In your copy, include every record exactly and no pictures.
---------- Task data
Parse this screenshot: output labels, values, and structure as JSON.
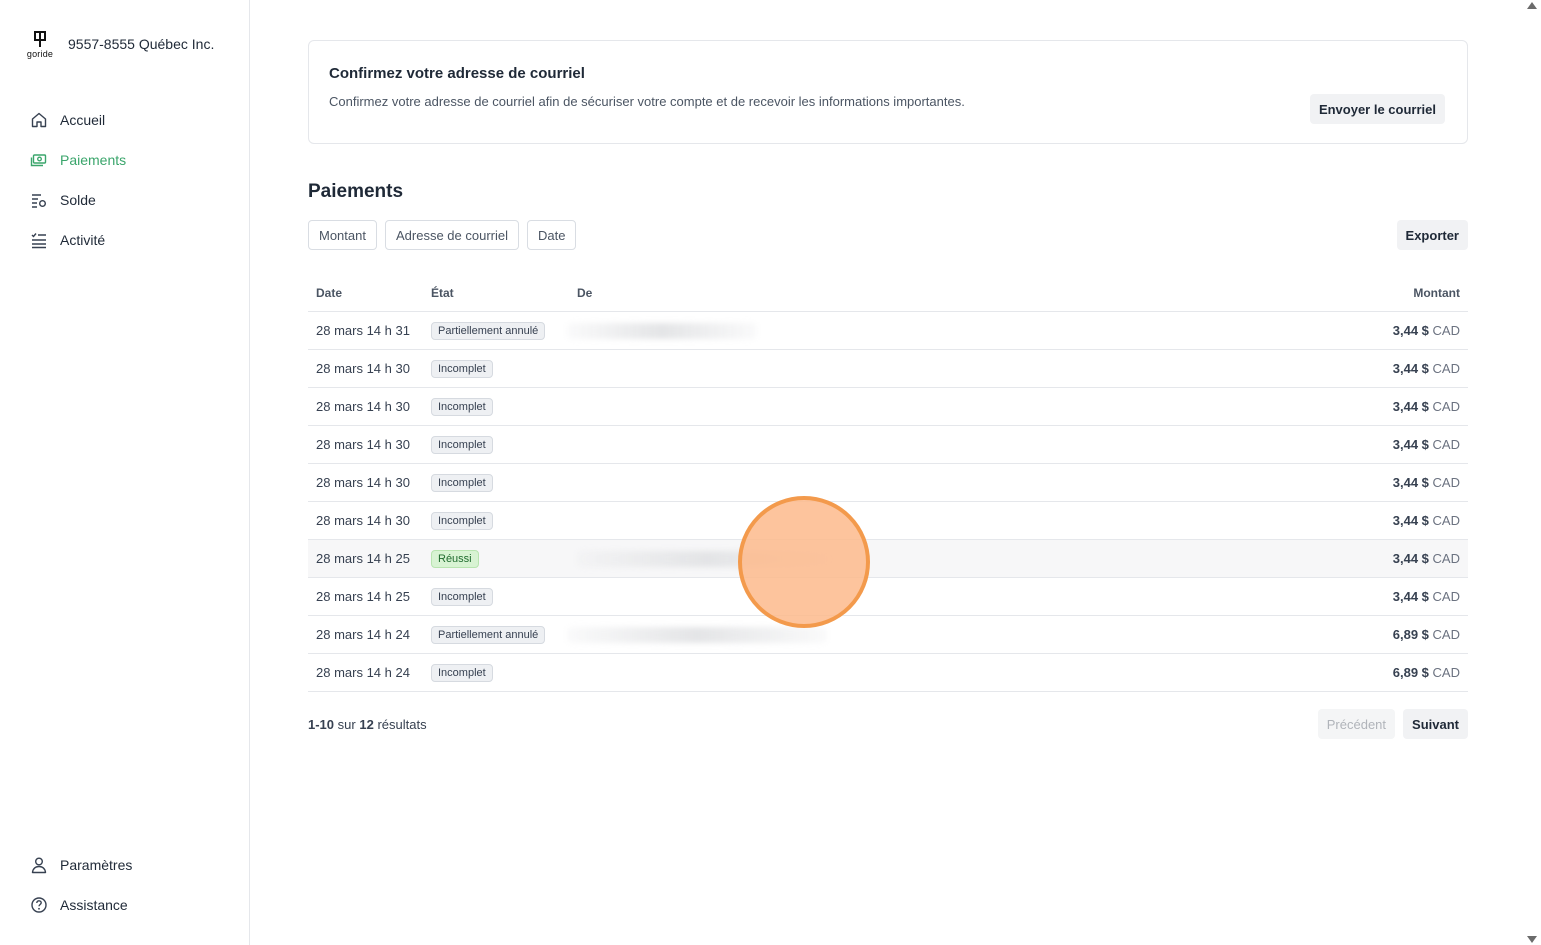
{
  "brand": {
    "logo_text": "goride",
    "name": "9557-8555 Québec Inc."
  },
  "nav": {
    "items": [
      {
        "label": "Accueil",
        "icon": "home-icon",
        "active": false
      },
      {
        "label": "Paiements",
        "icon": "payments-icon",
        "active": true
      },
      {
        "label": "Solde",
        "icon": "balance-icon",
        "active": false
      },
      {
        "label": "Activité",
        "icon": "activity-icon",
        "active": false
      }
    ],
    "bottom": [
      {
        "label": "Paramètres",
        "icon": "user-icon"
      },
      {
        "label": "Assistance",
        "icon": "help-icon"
      }
    ]
  },
  "notice": {
    "title": "Confirmez votre adresse de courriel",
    "description": "Confirmez votre adresse de courriel afin de sécuriser votre compte et de recevoir les informations importantes.",
    "button": "Envoyer le courriel"
  },
  "payments": {
    "title": "Paiements",
    "filters": [
      "Montant",
      "Adresse de courriel",
      "Date"
    ],
    "export": "Exporter",
    "columns": {
      "date": "Date",
      "state": "État",
      "from": "De",
      "amount": "Montant"
    },
    "rows": [
      {
        "date": "28 mars 14 h 31",
        "state": "Partiellement annulé",
        "amount": "3,44 $",
        "currency": "CAD"
      },
      {
        "date": "28 mars 14 h 30",
        "state": "Incomplet",
        "amount": "3,44 $",
        "currency": "CAD"
      },
      {
        "date": "28 mars 14 h 30",
        "state": "Incomplet",
        "amount": "3,44 $",
        "currency": "CAD"
      },
      {
        "date": "28 mars 14 h 30",
        "state": "Incomplet",
        "amount": "3,44 $",
        "currency": "CAD"
      },
      {
        "date": "28 mars 14 h 30",
        "state": "Incomplet",
        "amount": "3,44 $",
        "currency": "CAD"
      },
      {
        "date": "28 mars 14 h 30",
        "state": "Incomplet",
        "amount": "3,44 $",
        "currency": "CAD"
      },
      {
        "date": "28 mars 14 h 25",
        "state": "Réussi",
        "amount": "3,44 $",
        "currency": "CAD"
      },
      {
        "date": "28 mars 14 h 25",
        "state": "Incomplet",
        "amount": "3,44 $",
        "currency": "CAD"
      },
      {
        "date": "28 mars 14 h 24",
        "state": "Partiellement annulé",
        "amount": "6,89 $",
        "currency": "CAD"
      },
      {
        "date": "28 mars 14 h 24",
        "state": "Incomplet",
        "amount": "6,89 $",
        "currency": "CAD"
      }
    ],
    "pagination": {
      "range": "1-10",
      "sur": "sur",
      "total": "12",
      "suffix": "résultats",
      "prev": "Précédent",
      "next": "Suivant"
    }
  },
  "colors": {
    "accent": "#3aa56b",
    "success_bg": "#d8f3d3",
    "cursor_highlight": "#f39a4c"
  }
}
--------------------
## [The answer]
Parse this screenshot: output labels, values, and structure as JSON.
{
  "brand": {
    "logo_text": "goride",
    "name": "9557-8555 Québec Inc."
  },
  "nav": {
    "items": [
      {
        "label": "Accueil",
        "icon": "home-icon",
        "active": false
      },
      {
        "label": "Paiements",
        "icon": "payments-icon",
        "active": true
      },
      {
        "label": "Solde",
        "icon": "balance-icon",
        "active": false
      },
      {
        "label": "Activité",
        "icon": "activity-icon",
        "active": false
      }
    ],
    "bottom": [
      {
        "label": "Paramètres",
        "icon": "user-icon"
      },
      {
        "label": "Assistance",
        "icon": "help-icon"
      }
    ]
  },
  "notice": {
    "title": "Confirmez votre adresse de courriel",
    "description": "Confirmez votre adresse de courriel afin de sécuriser votre compte et de recevoir les informations importantes.",
    "button": "Envoyer le courriel"
  },
  "payments": {
    "title": "Paiements",
    "filters": [
      "Montant",
      "Adresse de courriel",
      "Date"
    ],
    "export": "Exporter",
    "columns": {
      "date": "Date",
      "state": "État",
      "from": "De",
      "amount": "Montant"
    },
    "rows": [
      {
        "date": "28 mars 14 h 31",
        "state": "Partiellement annulé",
        "amount": "3,44 $",
        "currency": "CAD"
      },
      {
        "date": "28 mars 14 h 30",
        "state": "Incomplet",
        "amount": "3,44 $",
        "currency": "CAD"
      },
      {
        "date": "28 mars 14 h 30",
        "state": "Incomplet",
        "amount": "3,44 $",
        "currency": "CAD"
      },
      {
        "date": "28 mars 14 h 30",
        "state": "Incomplet",
        "amount": "3,44 $",
        "currency": "CAD"
      },
      {
        "date": "28 mars 14 h 30",
        "state": "Incomplet",
        "amount": "3,44 $",
        "currency": "CAD"
      },
      {
        "date": "28 mars 14 h 30",
        "state": "Incomplet",
        "amount": "3,44 $",
        "currency": "CAD"
      },
      {
        "date": "28 mars 14 h 25",
        "state": "Réussi",
        "amount": "3,44 $",
        "currency": "CAD"
      },
      {
        "date": "28 mars 14 h 25",
        "state": "Incomplet",
        "amount": "3,44 $",
        "currency": "CAD"
      },
      {
        "date": "28 mars 14 h 24",
        "state": "Partiellement annulé",
        "amount": "6,89 $",
        "currency": "CAD"
      },
      {
        "date": "28 mars 14 h 24",
        "state": "Incomplet",
        "amount": "6,89 $",
        "currency": "CAD"
      }
    ],
    "pagination": {
      "range": "1-10",
      "sur": "sur",
      "total": "12",
      "suffix": "résultats",
      "prev": "Précédent",
      "next": "Suivant"
    }
  },
  "colors": {
    "accent": "#3aa56b",
    "success_bg": "#d8f3d3",
    "cursor_highlight": "#f39a4c"
  }
}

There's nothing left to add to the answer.